Unlike his brother, who attended Tennessee, Manning opted to follow their father Archie, a legendary Mississippi quarterback, to Ole Miss.

Eli played well enough to become the first choice in the 2004 draft. However, Manning and his father told the San Diego Chargers he didn’t want to play for them, so he was promptly shipped to the Giants.

Manning sat behind former MVP Kurt Warner for nine games, then took over and kept losing. Manning was battered on consecutive Sundays by the aggressive defenses of the Washington Redskins and the Baltimore Ravens, then met with Giants coach Tom Coughlin.

“Eli was frustrated,” Coughlin said. “He hadn’t played well, had kind of lost his poise a couple of times. He just sat there in my office: ‘Coach, I want to be good. I want to be the quarterback of the New York Giants. I want to lead the New York Giants to victory.’ You saw some of that emotion come pouring out.”

The next week, Manning posted a sterling 103.8 passer rating in a narrow loss to the powerful Pittsburgh Steelers. Two weeks later in the season finale, he won his first game.

The next year, Manning led the Giants to an 11-5 record and a wild card spot, and his passer rating jumped from 55.4 to 75.9. But Manning was dreadful in the home playoff shutout at the hands of Carolina. Manning’s numbers in 2006 were near-identical, and the Giants again lost their playoff opener.

The Giants opened this season 0-2 and trailed 17-3 at halftime in Washington on Sept. 23. It didn’t look like the Giants would get a chance to redeem those postseason defeats this year. But Manning and the defense rallied New York to victory.

Things got better — then worse again. Manning threw four interceptions in a Nov. 25 loss to the Minnesota Vikings. When the Giants clinched their wild card berth in Week 16 at Buffalo, he passed for just 111 yards.

However, Manning was terrific in a defeat in the regular-season finale that proved to be a harbinger, passing for four touchdowns in a close loss to the Patriots.

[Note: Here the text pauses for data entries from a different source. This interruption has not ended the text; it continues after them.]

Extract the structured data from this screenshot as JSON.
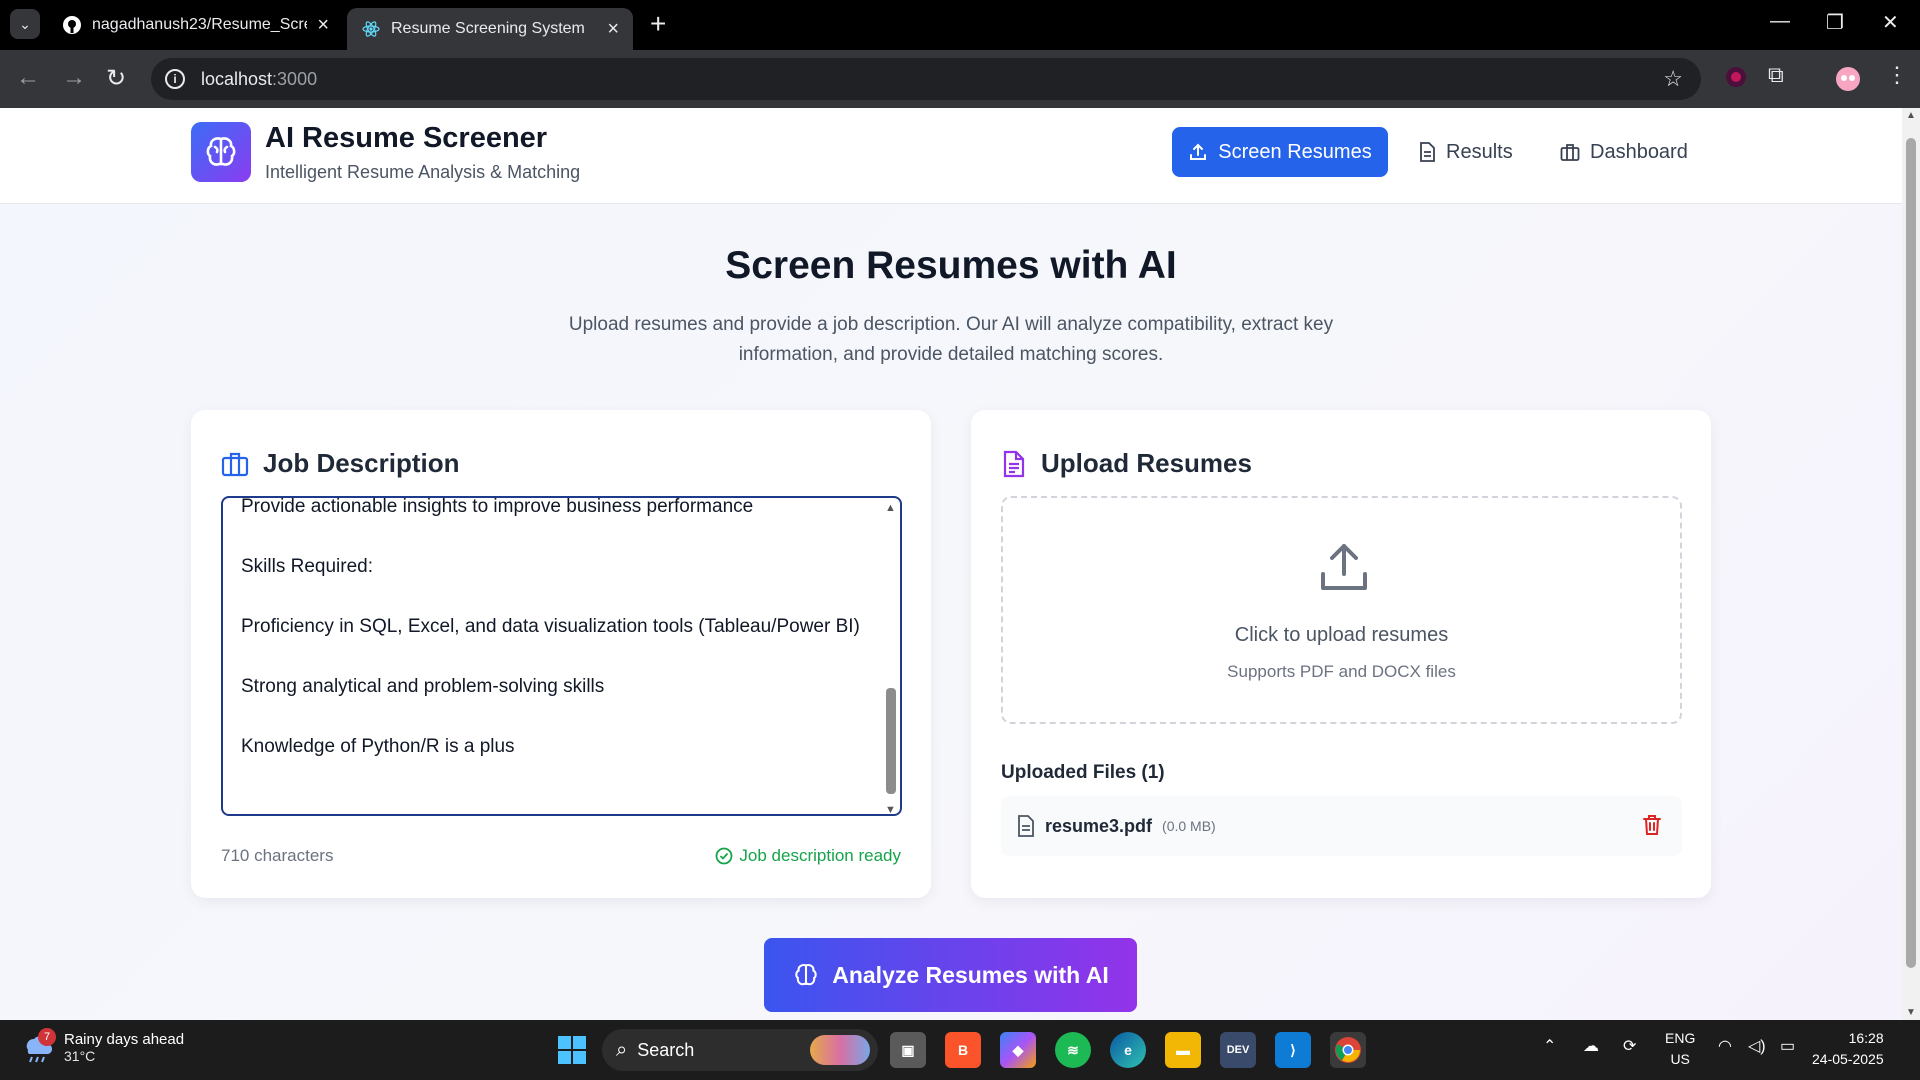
{
  "browser": {
    "tabs": [
      {
        "title": "nagadhanush23/Resume_Scree"
      },
      {
        "title": "Resume Screening System"
      }
    ],
    "url_host": "localhost",
    "url_port": ":3000"
  },
  "header": {
    "title": "AI Resume Screener",
    "subtitle": "Intelligent Resume Analysis & Matching",
    "nav": {
      "screen": "Screen Resumes",
      "results": "Results",
      "dashboard": "Dashboard"
    }
  },
  "hero": {
    "title": "Screen Resumes with AI",
    "subtitle": "Upload resumes and provide a job description. Our AI will analyze compatibility, extract key information, and provide detailed matching scores."
  },
  "job_description": {
    "heading": "Job Description",
    "text": "Provide actionable insights to improve business performance\n\nSkills Required:\n\nProficiency in SQL, Excel, and data visualization tools (Tableau/Power BI)\n\nStrong analytical and problem-solving skills\n\nKnowledge of Python/R is a plus",
    "char_count": "710 characters",
    "status": "Job description ready"
  },
  "upload": {
    "heading": "Upload Resumes",
    "dropzone_main": "Click to upload resumes",
    "dropzone_sub": "Supports PDF and DOCX files",
    "uploaded_title": "Uploaded Files (1)",
    "files": [
      {
        "name": "resume3.pdf",
        "size": "(0.0 MB)"
      }
    ]
  },
  "analyze_button": "Analyze Resumes with AI",
  "taskbar": {
    "weather_badge": "7",
    "weather_title": "Rainy days ahead",
    "weather_temp": "31°C",
    "search": "Search",
    "lang_1": "ENG",
    "lang_2": "US",
    "time": "16:28",
    "date": "24-05-2025"
  },
  "colors": {
    "primary": "#2563eb",
    "success": "#16a34a",
    "danger": "#dc2626",
    "accent_purple": "#9333ea"
  }
}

Manning looked like an MVP in playoff victories on the road over the Tampa Bay Buccaneers, Dallas Cowboys and Green Bay Packers and then again against the previously perfect Patriots, throwing for a combined six touchdowns and one interception for a 95.8 rating — all much better than the numbers his adored brother put up in winning last year’s title.

Said defensive end Michael Strahan, the most vocal of the Giants, “Champion! Champion! That’s Eli Manning, not Peyton Manning’s little brother, not Eli who slumps, none of that. Eli Manning is the world champion. I hope everybody remembers that, respects that, understands that because this team goes nowhere without him.”

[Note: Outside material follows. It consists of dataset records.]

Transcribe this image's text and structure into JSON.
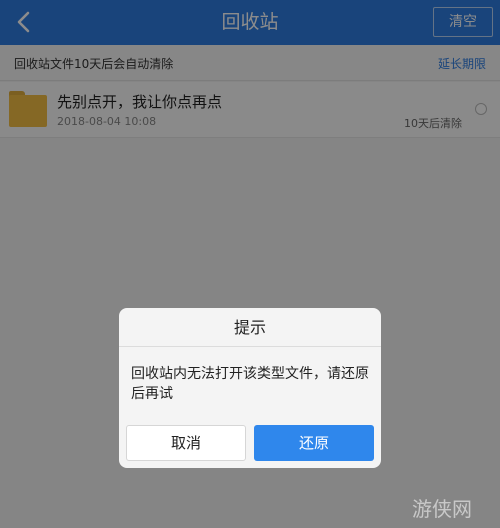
{
  "header": {
    "title": "回收站",
    "clear_label": "清空",
    "back_icon": "chevron-left-icon"
  },
  "notice": {
    "text": "回收站文件10天后会自动清除",
    "extend_label": "延长期限"
  },
  "files": [
    {
      "icon": "folder-icon",
      "name": "先别点开，我让你点再点",
      "date": "2018-08-04  10:08",
      "expire": "10天后清除"
    }
  ],
  "dialog": {
    "title": "提示",
    "message": "回收站内无法打开该类型文件，请还原后再试",
    "cancel_label": "取消",
    "confirm_label": "还原"
  },
  "watermark": {
    "text": "游侠网"
  },
  "colors": {
    "accent": "#2f7de0",
    "confirm_button": "#2f87ec",
    "folder": "#f2be44"
  }
}
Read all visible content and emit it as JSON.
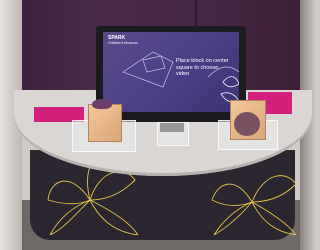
{
  "screen": {
    "brand": "SPARK",
    "brand_sub": "Children's Museum",
    "instruction": "Place block on center square to choose video"
  },
  "colors": {
    "wall": "#452643",
    "accent_pink": "#d4207d",
    "screen_purple": "#4a3f86",
    "counter": "#d9d6d3",
    "cabinet": "#2c2630",
    "flower_lines": "#e3c64a",
    "block_wood": "#e6b787"
  }
}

Receiver David Tyree, who teamed with Manning on the incredible 32-yard pass and catch that kept alive the game-winning drive, said his quarterback has always been cool and calm, that he hasn’t changed, only matured.

But the man running back Brandon Jacobs calls “Easy E” does want to change … on the field.

“I gotta become a better quarterback,” said Manning, whose 20 interceptions equaled a league-high and whose 73.9 rating was lower than those of such lightly regarded quarterbacks as Joey Harrington, Kyle Boller and Brian Griese. “Towards the end of the season, I was playing well, but I’ve got to do it over a whole season, cut down on my mistakes. That’s what I’m going to try to work on this offseason.”

That should be easier with the critics silenced.

Copyright © 2018 The Washington Times, LLC. Click here for reprint permission.

The Washington Times Comment Policy

The Washington Times welcomes your comments on Spot.im, our third-party provider. Please read our Comment Policy before commenting.


Click to Read More and View Comments

Click to Hide